- Quick to teach. You can add or move one block or stack of blocks per turn. Try to match the cards. That’s the general gist.
- Short game. It’s nice to play a game that’s quick enough that you can just play it again super fast. Then again, I’m generally a fan of playing more games rather than playing one long game.
- Nice quality components. The pieces are pretty hefty, which is nice. The cards are so-so, but the pieces themselves have a really nice structure and weight to them, which I appreciate.
- The “you can’t undo the previous player’s move” is a good rule. Preventing stalemates is always nice and forward-thinking. I wish more games thought about preempting that sort of behavior.
- I’m always a bit worried about surfaces and cards and such when the tower falls over. The pieces are weighty enough that I’m mildly stressed when they hit the table or something else. They could bend cards or perhaps knock around the furniture, which would be a bummer. I’ve told players to try to catch it if they can, but that’s also risky.
- Fairly luck-dependent. Thankfully, the game is pretty quick, so that’s not the worst thing in the world. It can just be a bit annoying when a player scores two in a turn and then draws two more and scores those, as well.
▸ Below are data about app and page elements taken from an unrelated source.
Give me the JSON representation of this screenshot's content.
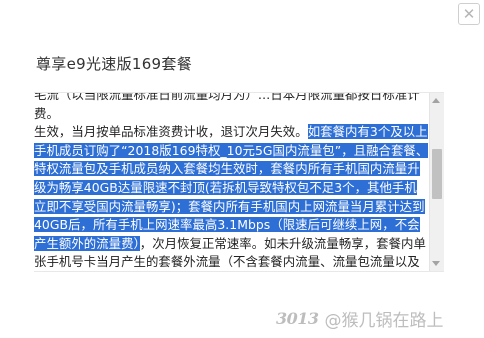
{
  "dialog": {
    "title": "尊享e9光速版169套餐",
    "close_icon": "close-icon"
  },
  "content": {
    "line_partial": "毛流（以当限流量标准日前流量均月为）…日本月限流量都按日标准计费。",
    "before_highlight": "生效，当月按单品标准资费计收，退订次月失效。",
    "highlight": "如套餐内有3个及以上手机成员订购了“2018版169特权_10元5G国内流量包”，且融合套餐、特权流量包及手机成员纳入套餐均生效时，套餐内所有手机国内流量升级为畅享40GB达量限速不封顶(若拆机导致特权包不足3个，其他手机立即不享受国内流量畅享)；套餐内所有手机国内上网流量当月累计达到40GB后，所有手机上网速率最高3.1Mbps（限速后可继续上网，不会产生额外的流量费）",
    "after_highlight": "，次月恢复正常速率。如未升级流量畅享，套餐内单张手机号卡当月产生的套餐外流量（不含套餐内流量、流量包流量以及赠送流量）累计达到封顶值15GB时，暂停当月手机上网服务，次月1日自动恢复开通，套餐包含"
  },
  "watermark": {
    "logo_text": "3013",
    "handle": "@猴几锅在路上"
  }
}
It may be worth modifying that rule when you’re playing with kids such that you can only score cards you drew at the start of your next turn or something. Your mileage may vary depending on your specific kids.
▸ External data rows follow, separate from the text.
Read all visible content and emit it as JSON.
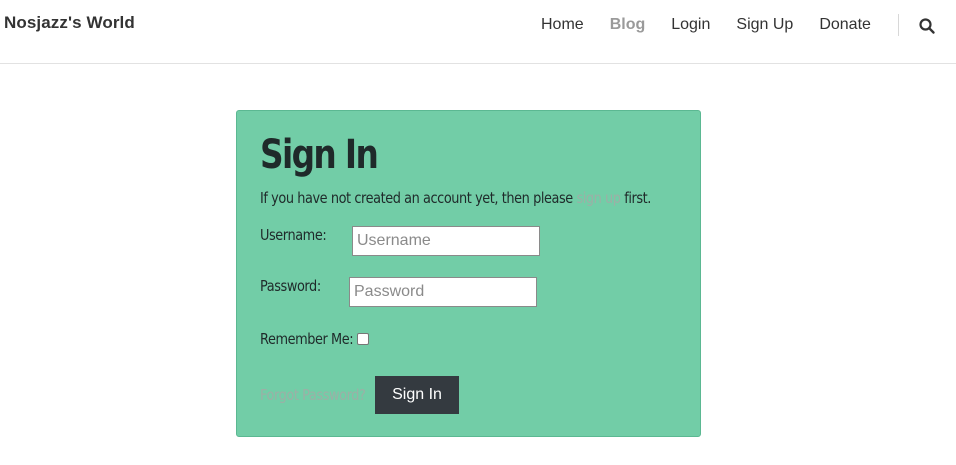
{
  "header": {
    "brand": "Nosjazz's World",
    "nav": [
      {
        "label": "Home",
        "active": false
      },
      {
        "label": "Blog",
        "active": true
      },
      {
        "label": "Login",
        "active": false
      },
      {
        "label": "Sign Up",
        "active": false
      },
      {
        "label": "Donate",
        "active": false
      }
    ],
    "search_icon": "search-icon"
  },
  "signin": {
    "title": "Sign In",
    "intro_before": "If you have not created an account yet, then please ",
    "intro_link": "sign up",
    "intro_after": " first.",
    "username_label": "Username:",
    "username_placeholder": "Username",
    "password_label": "Password:",
    "password_placeholder": "Password",
    "remember_label": "Remember Me:",
    "remember_checked": false,
    "forgot_label": "Forgot Password?",
    "submit_label": "Sign In"
  },
  "colors": {
    "card_bg": "#72cda7",
    "button_bg": "#343a40",
    "link_muted": "#9bb0a6",
    "nav_active": "#9a9a9a"
  }
}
- Yeah, I’m not a huge fan of this at four. There’s too much entropy between turns for my tastes. I generally prefer to have more control than the game is going to provide.
Overall: 7.25 / 10
Overall, Topito is cute. I wouldn’t say I’m like, blown away by it, but I definitely have found it fun. It’s a light stacking game with a fun circus theme. Probably a solid kid’s game, though I may give Rhino Hero: Super Battle the edge just because it has a bit more scale than Topito does. People like the tall structures; what can I say? That said, this game does have a lot going for it beyond a manageable box size. Solid, easy-to-use components, simple gameplay, and fun art are all great things to have in your game, and Topito’s got them all down pat. I think I’d like to see some more content from Topito in the future, but in the meantime I think it’s pretty fun. If you’re looking for a cute stacking game for the whole family, I’d definitely suggest giving Topito a whirl!